In the study to be published later this month in the journal Climate Change, Stanford University researchers conclude that many tropical regions in Africa, Asia and South America could see "the permanent emergence of unprecedented summer heat" in the next two decades.
The middle latitudes of Europe, China and North America, including the United States, are likely to undergo extreme summer temperature shifts within 60 years, the researchers found.
"According to our projections, large areas of the globe are likely to warm up so quickly that, by the middle of this century, even the coolest summers will be hotter than the hottest summers of the past 50 years," said lead study researcher Noah Diffenbaugh, an assistant professor of environmental Earth system science and fellow at the Woods Institute for the Environment at Stanford University.
Though no single extreme weather event can be linked to global warming, scientists say that as the planet warms, we should expect more extremes, such as heat waves. Diffenbaugh and Stanford research assistant Martin Scherer wondered whether one extreme pattern — heat waves — would become more normal. "At what point can we expect the coolest seasonal temperatures to always be hotter than the historically highest temperatures for that season?" Diffenbaugh said in a statement.

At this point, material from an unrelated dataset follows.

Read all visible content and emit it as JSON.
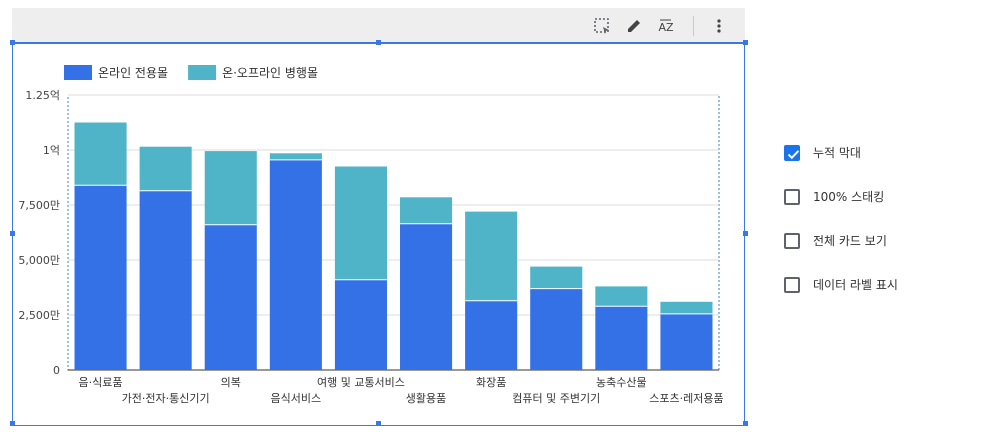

The researchers analyzed more than 50 climate model experiments, which included computer simulations of the 21st century (when greenhouse gas emissions are expected to increase) and those of the 20th century that have accurately predicted climate over the last 50 years. They also looked at historical data from weather stations around the world.
Results showed the tropics are heating up the fastest. "We find that the most immediate increase in extreme seasonal heat occurs in the tropics, with up to 70 percent of seasons in the early 21st century (2010 to 2039) exceeding the late-20th century maximum," the authors wrote.
Even so, wide swaths of North America, China and Mediterranean Europe are also likely to enter into a new heat regime by 2070, they found.
Diffenbaugh was surprised at how quickly the new, potentially destructive heat regimes are likely to emerge, given that the study was based on a relatively moderate forecast of greenhouse gas emissions in the 21st century.
"The fact that we're already seeing these changes in historical weather observations, and that they match climate model simulations so closely, increases our confidence that our projections of permanent escalations in seasonal temperatures within the next few decades are well-founded," Diffenbaugh said.
This dramatic shift in seasonal temperatures could have severe consequences for human health and agricultural production, Diffenbaugh said, citing as an example the 2003 heat waves in Europe that killed 40,000 people. Studies have also shown that projected increases in summer temperatures in the Midwestern United States could reduce the harvest of corn and soybeans by more than 30 percent, he added.